Do people still rely on the credibility of Prince Bakunin? If they do, this surely must attest to the incurability of the Western civilization’s decline, to its perennial susceptibility to decay through murky and invincible diseases of perception and intelligence. It somehow makes us incline toward a Darwinian concept of justice: a civilization that has become so cerebrally weak deserves to perish. Prince Bakunin, a mid-19th­century Russian aristocrat, was the spiritual father of anarchism; if he lived today, of course, with his upper-upper­class bearings, wealth, and wacky ideas, he would be most welcome to the pages of Vogue, Vanity Fair, and WWD. The cheapness and triteness now promulgated by those magazines were fully anticipated in his social messages: the new man, unmoored from responsibility and duty, will usher in the freest society in history; in the meantime, before the Eden á la Russe is achieved, let’s bomb, mutilate, terrorize, kill; when utopia is finally reached, anyone with a hankering for commitment, obligation, order, and the logic of social priorities, will be dutifully executed. The paltriness of these concepts make them look, from today’s perspective, like the goods from an intellectual nickel-and-dime store, shoddy merchandise in view of what we today know about man, world, society, and our communitarian instincts. Yet his Woolworth-brand social romanticism is now widely merchandised in the capitalist West, though scorned in communist Russia. When looked upon with an eye unbeclouded by faddish frenzy, Bakunin’s social intuition seems as totally unfit for consideration by the rational consciousness in our times as a kerosene lamp is unfit for illuminating word-processor screens.

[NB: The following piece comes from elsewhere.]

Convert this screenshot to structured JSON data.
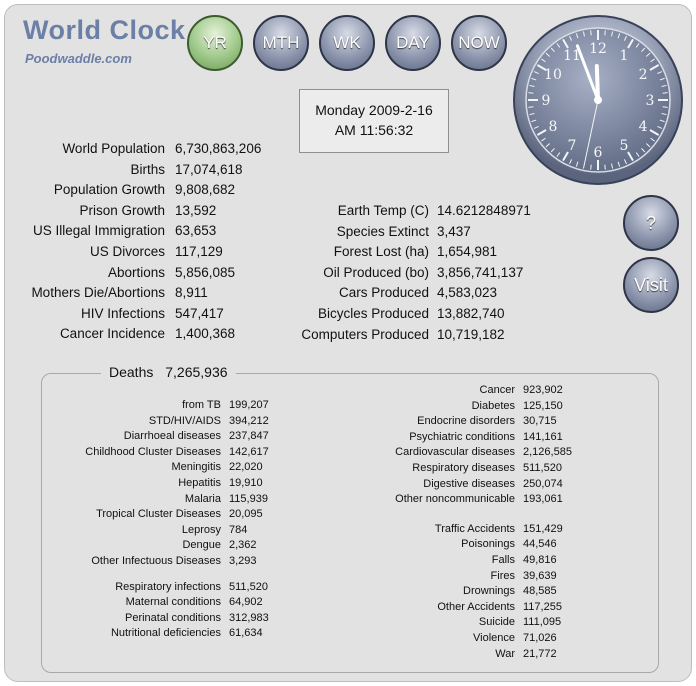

But in chi-chi, artsy-artsy, mentally incoherent, morally vicious movies that try to concoct the ethics of modern terrorism, Prince Bakunin’s name is melodiously invoked as proof of a protagonist’s erudition, or his lofty social emotionalism. He remains apparently a source of mental nourishment for minds warped by zealotry, for brains whose tissues are eaten away by messy hatreds and devoid of the humility of thinking. One Werner Fassbinder, a West German film director, an idol of the New York premiere crowd, now deceased at the age of incipient manhood (probably a victim of drugs, obesity, and incongruence of artistic passions), didn’t go to his grave before creating a motion picture entitled Lola, which, not long ago, put the New York film critics into spasms of rapture. The movie’s philosophical texture is a lamely updated Brecht and clumsily imitated Durrenmatt; its abysmally profound message says that life in capitalism, especially in West Germany during the early 50’s, was corrupt. To prove the correctness of his vision, the late Mr. Fassbinder portrays those who try to be honest as idiots, and those who see clearly as wimps.

Now, it’s not easy to preach any kind of collectivism—Marxian or anarchic—in the West Germany of post-Konrad Adenauer’s Wirtscbaftswunder. In spite of Mr. Fassbinder’s exertions, any commonsensical viewer must come to a conclusion that the only decent, humane, and warmhearted character in his movie is the entrepreneur, a type of person that Mr. Fassbinder paints as utterly wicked, ruthless, and swinish because of his efforts to save fools from their foolishness, to be charitable to wimps, and to engineer upward mobility for fallen women without sanctimoniously exorcising their inborn depravity. At a time when one-third of the East German population tried to escape by any possible means from angelic Marxist-Leninism to the hellish moral morass of a capitalistic democracy—where free enterprise offered such miseries as freedom, dignity, and economic well-being to anyone who wished to escape—to claim simply that communism was a better proposition than capitalism amounted to an insult to human intelligence. It’s in providing a radical, ahistorical third option that Prince Bakunin’s thought becomes Mr. Fassbinder’s moral compass.

Bakunin laid down the gospel of modem anarchism according to which any morality is a bourgeois superstition. His final bequest to our time is the drugged, psychotic murderer who takes innocent human lives at random, in fits of ideological epilepsy, propelled by the most repulsive of all modern sins: political fanaticism. As a result, a cult of despicable cruelty flourishes on the left in the entire world. In the late 20th century, Bakunin’s ultimate product is Carlos, the KGB hitman, the PLO slayer of children, the Red Brigade’s cowardly executioner, the IRA exterminator of hapless passersby. In Germany, his progeny are the Meinhof-Baader humanoids who worship bloody insanity as the higher degree of humanness. Are they the answer Mr. Fassbinder proposes to the “corruption” of entrepreneurship? Do the New York critics pay any attention to the correlation of ideas and impulses in a movie? Does a civilization that bestows success, fame, money, and the title of artist on countless Fassbinders between Sunset Boulevard and Berlin deserve to survive?